But prosecutors still will try to convict Pfc. Bradley Manning at his trial next month of other serious offenses, including aiding the enemy, which carries a maximum life sentence.
Army Maj. Ashden Fein told the military judge, Col. Denise Lind, that prosecutors had changed their minds about trying to convict Manning of violating the federal Computer Fraud and Abuse Act in connection with the release of a State Department cable known as Reykjavik-13. WilkiLeaks posted the cable in early 2010 about a meeting in Reykjavik, Iceland, summarizing U.S. Embassy discussions with Icelandic officials about the country's financial troubles.
Manning has acknowledged sending the cable to WikiLeaks after he found it on a secure government computer network while working as an intelligence analyst in Iraq.
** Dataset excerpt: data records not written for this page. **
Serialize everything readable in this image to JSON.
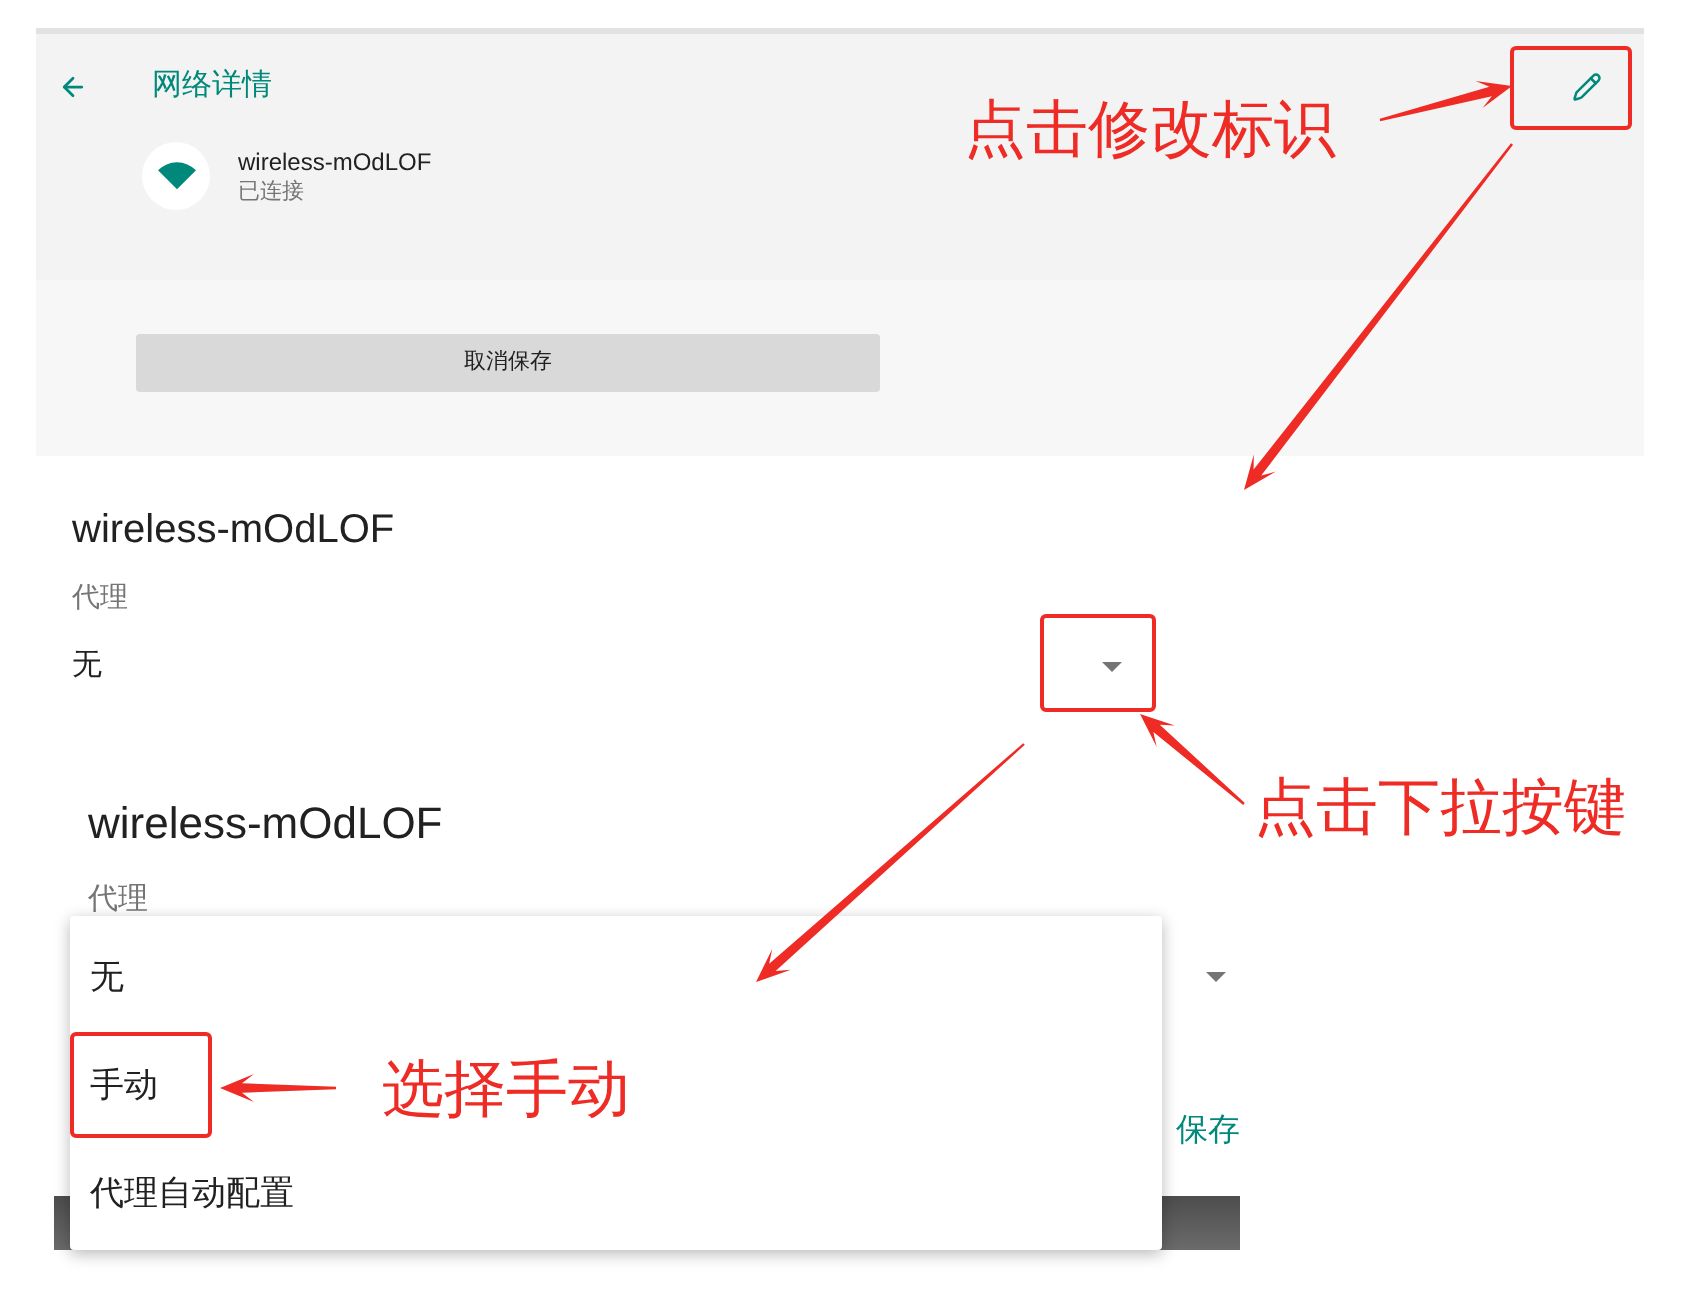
{
  "detail_screen": {
    "title": "网络详情",
    "network": {
      "name": "wireless-mOdLOF",
      "status": "已连接"
    },
    "forget_button": "取消保存"
  },
  "proxy_screen": {
    "title": "wireless-mOdLOF",
    "field_label": "代理",
    "value": "无"
  },
  "proxy_menu_screen": {
    "title": "wireless-mOdLOF",
    "field_label": "代理",
    "options": [
      {
        "label": "无",
        "selected": false
      },
      {
        "label": "手动",
        "selected": false
      },
      {
        "label": "代理自动配置",
        "selected": false
      }
    ],
    "save_button": "保存"
  },
  "annotations": [
    {
      "text": "点击修改标识"
    },
    {
      "text": "点击下拉按键"
    },
    {
      "text": "选择手动"
    }
  ]
}
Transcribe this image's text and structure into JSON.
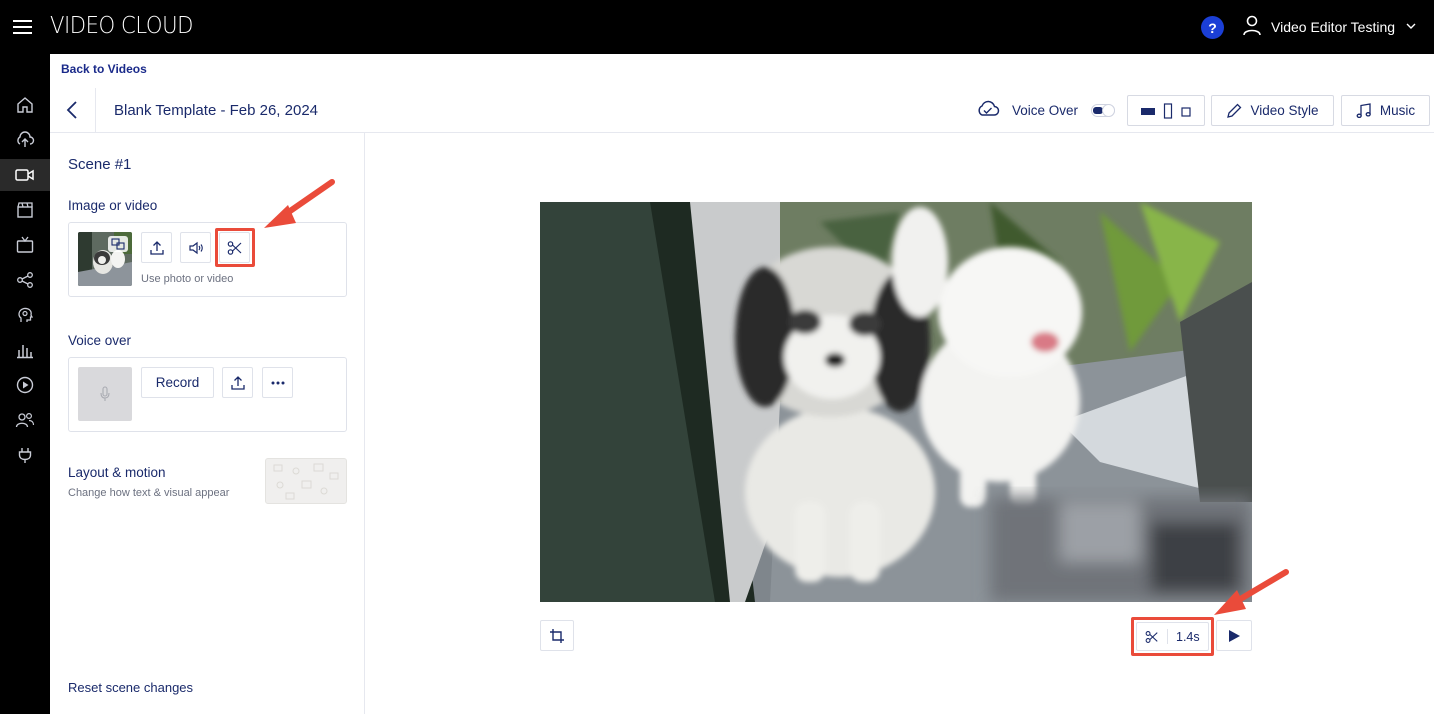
{
  "header": {
    "brand": "VIDEO CLOUD",
    "help_label": "?",
    "user_name": "Video Editor Testing"
  },
  "nav": {
    "items": [
      "home-icon",
      "upload-icon",
      "video-camera-icon",
      "clapperboard-icon",
      "tv-icon",
      "share-icon",
      "head-brain-icon",
      "analytics-icon",
      "play-circle-icon",
      "users-icon",
      "plug-icon"
    ],
    "active_index": 2
  },
  "breadcrumb": {
    "back_label": "Back to Videos"
  },
  "titlebar": {
    "project_title": "Blank Template - Feb 26, 2024",
    "voice_over_label": "Voice Over",
    "voice_over_enabled": true,
    "video_style_label": "Video Style",
    "music_label": "Music"
  },
  "scene": {
    "title": "Scene #1",
    "image_section_label": "Image or video",
    "image_hint": "Use photo or video",
    "voice_section_label": "Voice over",
    "record_label": "Record",
    "layout_title": "Layout & motion",
    "layout_subtitle": "Change how text & visual appear",
    "reset_label": "Reset scene changes"
  },
  "player": {
    "trim_duration": "1.4s"
  },
  "colors": {
    "accent": "#1a2a6b",
    "annotation": "#ea4b3a",
    "help_badge": "#1b3fd6"
  }
}
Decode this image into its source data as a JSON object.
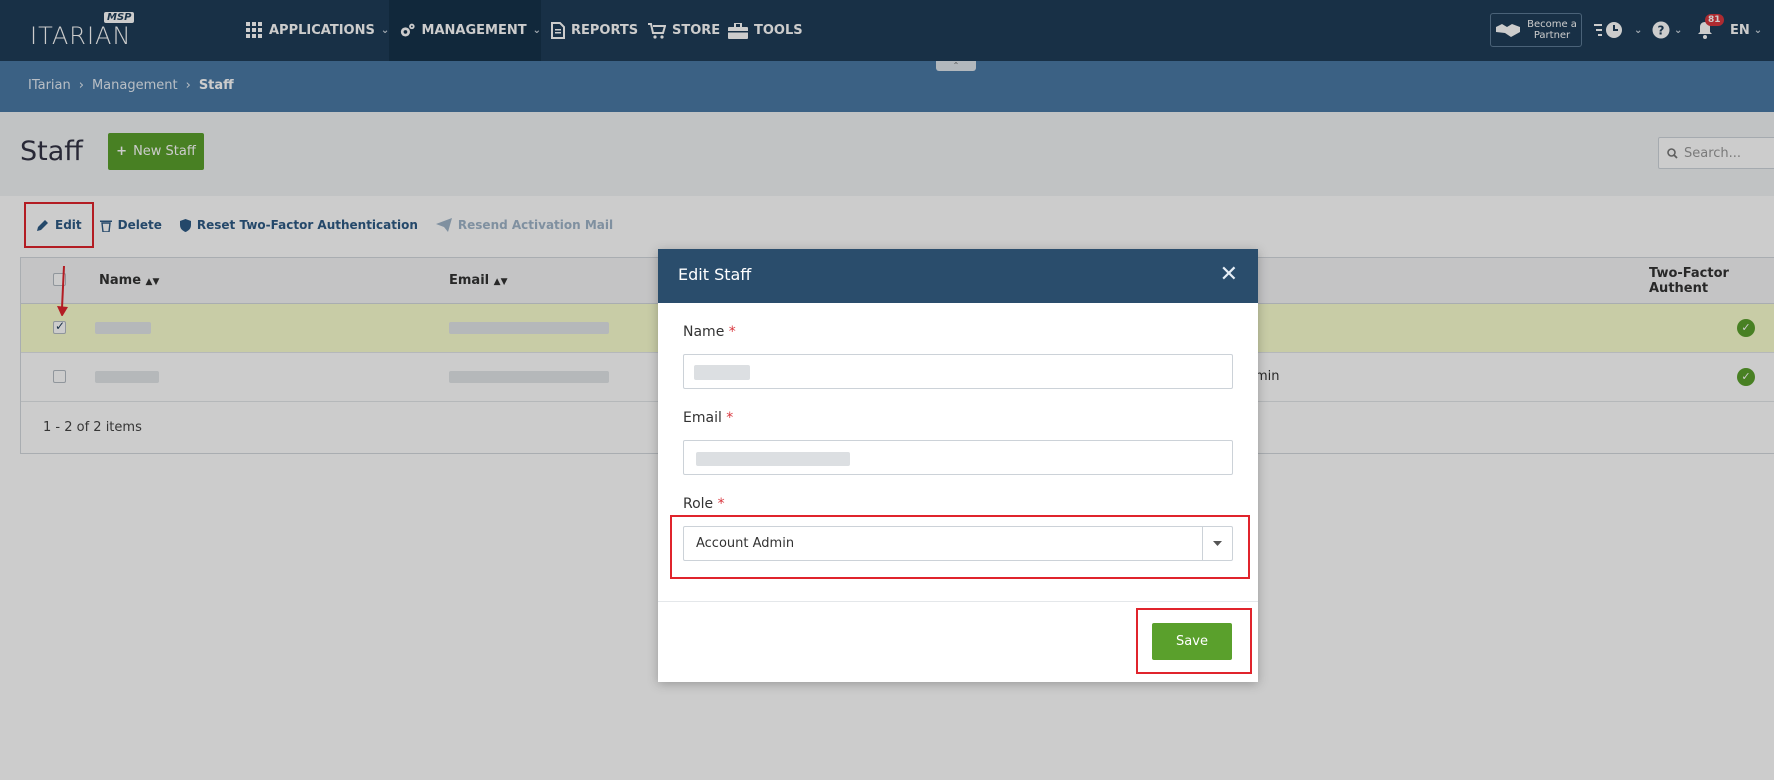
{
  "nav": {
    "logo_text": "ITARIAN",
    "logo_badge": "MSP",
    "items": [
      {
        "label": "APPLICATIONS",
        "icon": "grid-icon"
      },
      {
        "label": "MANAGEMENT",
        "icon": "gears-icon"
      },
      {
        "label": "REPORTS",
        "icon": "document-icon"
      },
      {
        "label": "STORE",
        "icon": "cart-icon"
      },
      {
        "label": "TOOLS",
        "icon": "toolbox-icon"
      }
    ],
    "partner_label_1": "Become a",
    "partner_label_2": "Partner",
    "notification_count": "81",
    "language": "EN"
  },
  "breadcrumb": [
    "ITarian",
    "Management",
    "Staff"
  ],
  "page": {
    "title": "Staff",
    "new_button": "New Staff",
    "search_placeholder": "Search..."
  },
  "toolbar": {
    "edit": "Edit",
    "delete": "Delete",
    "reset_2fa": "Reset Two-Factor Authentication",
    "resend": "Resend Activation Mail"
  },
  "grid": {
    "columns": [
      "Name",
      "Email",
      "Two-Factor Authent"
    ],
    "row2_role_fragment": "min",
    "footer": "1 - 2 of 2 items"
  },
  "modal": {
    "title": "Edit Staff",
    "name_label": "Name",
    "email_label": "Email",
    "role_label": "Role",
    "required_mark": "*",
    "role_value": "Account Admin",
    "save": "Save"
  },
  "colors": {
    "nav_bg": "#1f3d58",
    "breadcrumb_bg": "#4a7aa6",
    "accent_green": "#5aa02c",
    "highlight_red": "#e0242c",
    "modal_header": "#2a4d6c"
  }
}
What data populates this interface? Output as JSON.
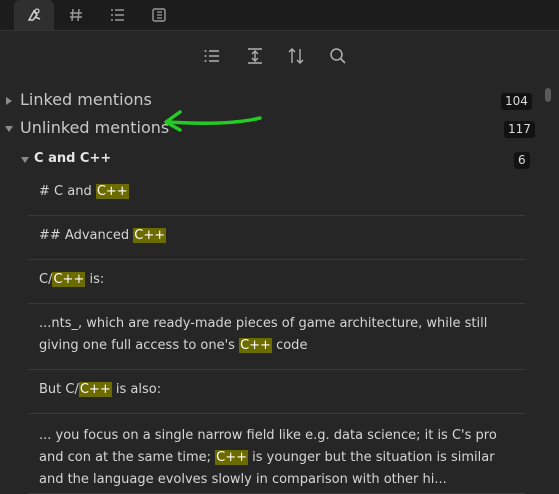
{
  "tabs": [
    {
      "icon": "backlinks-icon",
      "active": true
    },
    {
      "icon": "hashtag-icon",
      "active": false
    },
    {
      "icon": "list-icon",
      "active": false
    },
    {
      "icon": "outline-icon",
      "active": false
    }
  ],
  "toolbar": {
    "icons": [
      "list-icon",
      "expand-icon",
      "sort-icon",
      "search-icon"
    ]
  },
  "linked": {
    "label": "Linked mentions",
    "count": "104"
  },
  "unlinked": {
    "label": "Unlinked mentions",
    "count": "117"
  },
  "group": {
    "label": "C and C++",
    "count": "6"
  },
  "mentions": [
    {
      "lines": [
        [
          {
            "t": "# C and "
          },
          {
            "t": "C++",
            "hl": true
          }
        ]
      ]
    },
    {
      "lines": [
        [
          {
            "t": "## Advanced "
          },
          {
            "t": "C++",
            "hl": true
          }
        ]
      ]
    },
    {
      "lines": [
        [
          {
            "t": "C/"
          },
          {
            "t": "C++",
            "hl": true
          },
          {
            "t": " is:"
          }
        ]
      ]
    },
    {
      "lines": [
        [
          {
            "t": "...nts_, which are ready-made pieces of game architecture, while still"
          }
        ],
        [
          {
            "t": "giving one full access to one's "
          },
          {
            "t": "C++",
            "hl": true
          },
          {
            "t": " code"
          }
        ]
      ]
    },
    {
      "lines": [
        [
          {
            "t": "But C/"
          },
          {
            "t": "C++",
            "hl": true
          },
          {
            "t": " is also:"
          }
        ]
      ]
    },
    {
      "lines": [
        [
          {
            "t": "... you focus on a single narrow field like e.g. data science; it is C's pro"
          }
        ],
        [
          {
            "t": "and con at the same time; "
          },
          {
            "t": "C++",
            "hl": true
          },
          {
            "t": " is younger but the situation is similar"
          }
        ],
        [
          {
            "t": "and the language evolves slowly in comparison with other hi..."
          }
        ]
      ]
    }
  ],
  "colors": {
    "highlight": "#6b6b00",
    "annotation_arrow": "#22cc22"
  }
}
According to his courtroom confession on Feb. 28, Manning believed the cable indicated the United States was refusing to help the Icelandic government "due to the lack of long-term geopolitical benefit."
The cable was the basis for a charge alleging violation of a federal law, which is punishable by up to 10 years in prison. Manning pleaded guilty in February to lesser versions of that and other offenses, acknowledging violations of military law that, in total, carry maximum prison term of 20 years. Prosecutors said in March they would continue to seek conviction for the more serious offenses.
Fein did not give a reason for the change.
Manning's trial is scheduled to begin June 3.